**INFORMATION PROVIDED:**
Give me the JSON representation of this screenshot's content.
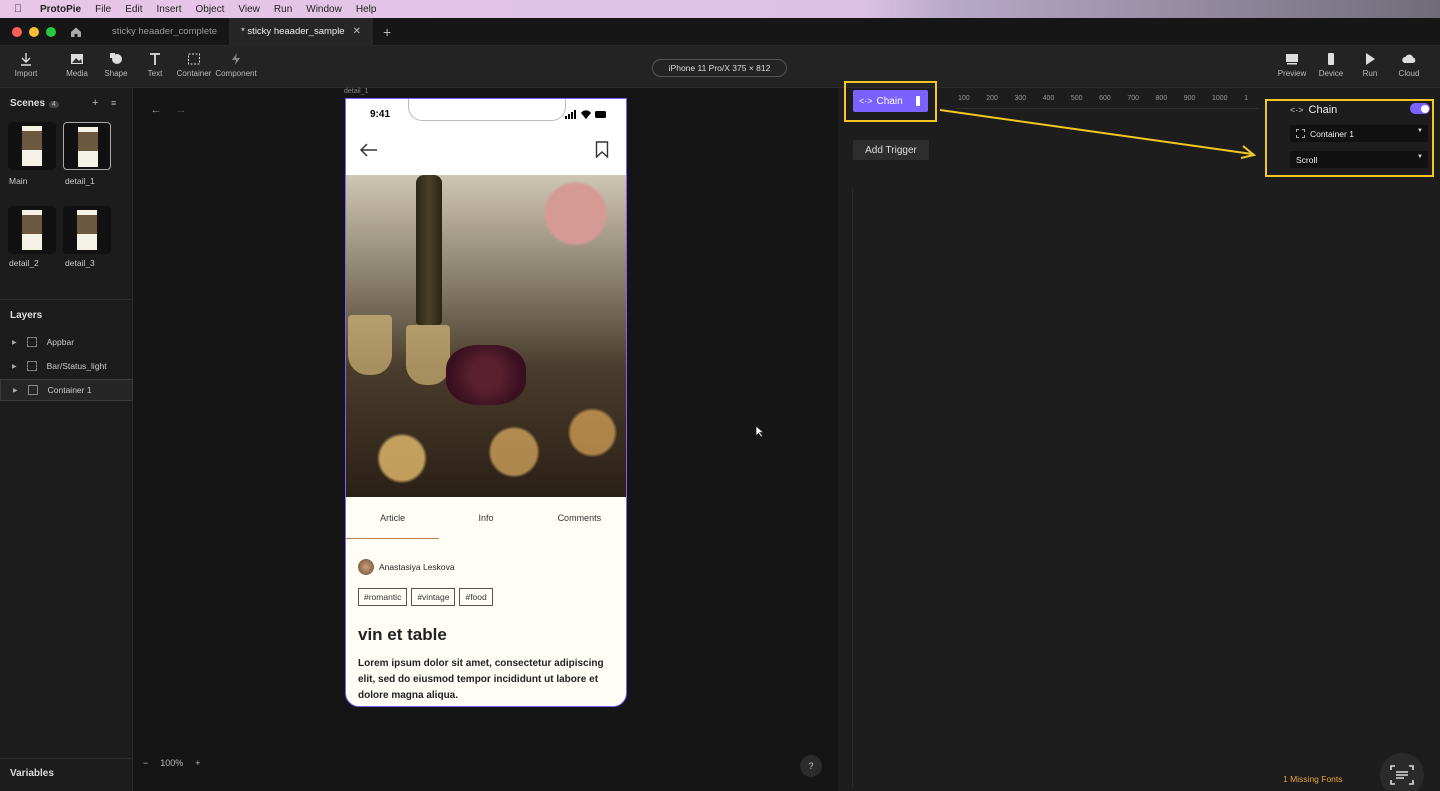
{
  "menubar": {
    "app_name": "ProtoPie",
    "items": [
      "File",
      "Edit",
      "Insert",
      "Object",
      "View",
      "Run",
      "Window",
      "Help"
    ]
  },
  "tabs": [
    {
      "label": "sticky heaader_complete",
      "active": false
    },
    {
      "label": "* sticky heaader_sample",
      "active": true,
      "close": "✕"
    }
  ],
  "toolbar": {
    "left_tools": [
      "Import",
      "Media",
      "Shape",
      "Text",
      "Container",
      "Component"
    ],
    "device": "iPhone 11 Pro/X  375 × 812",
    "right_tools": [
      "Preview",
      "Device",
      "Run",
      "Cloud"
    ]
  },
  "scenes": {
    "title": "Scenes",
    "count": "4",
    "items": [
      "Main",
      "detail_1",
      "detail_2",
      "detail_3"
    ]
  },
  "layers": {
    "title": "Layers",
    "items": [
      "Appbar",
      "Bar/Status_light",
      "Container 1"
    ]
  },
  "variables_title": "Variables",
  "canvas": {
    "frame_label": "detail_1",
    "zoom": "100%",
    "zoom_minus": "−",
    "zoom_plus": "+",
    "help": "?"
  },
  "phone": {
    "time": "9:41",
    "tabs": [
      "Article",
      "Info",
      "Comments"
    ],
    "author": "Anastasiya Leskova",
    "tags": [
      "#romantic",
      "#vintage",
      "#food"
    ],
    "title": "vin et table",
    "body": "Lorem ipsum dolor sit amet, consectetur adipiscing elit, sed do eiusmod tempor incididunt ut labore et dolore magna aliqua."
  },
  "interaction": {
    "chain_label": "Chain",
    "add_trigger": "Add Trigger",
    "ruler": [
      "100",
      "200",
      "300",
      "400",
      "500",
      "600",
      "700",
      "800",
      "900",
      "1000",
      "1"
    ],
    "props_title": "Chain",
    "container_select": "Container 1",
    "type_select": "Scroll",
    "missing_fonts": "1 Missing Fonts"
  },
  "colors": {
    "accent": "#7b61ff",
    "highlight": "#f3c623",
    "warning": "#e9a23b"
  }
}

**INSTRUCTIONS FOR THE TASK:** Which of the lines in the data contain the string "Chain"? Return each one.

**WRITTEN REPLY:**
    "chain_label": "Chain",
    "props_title": "Chain",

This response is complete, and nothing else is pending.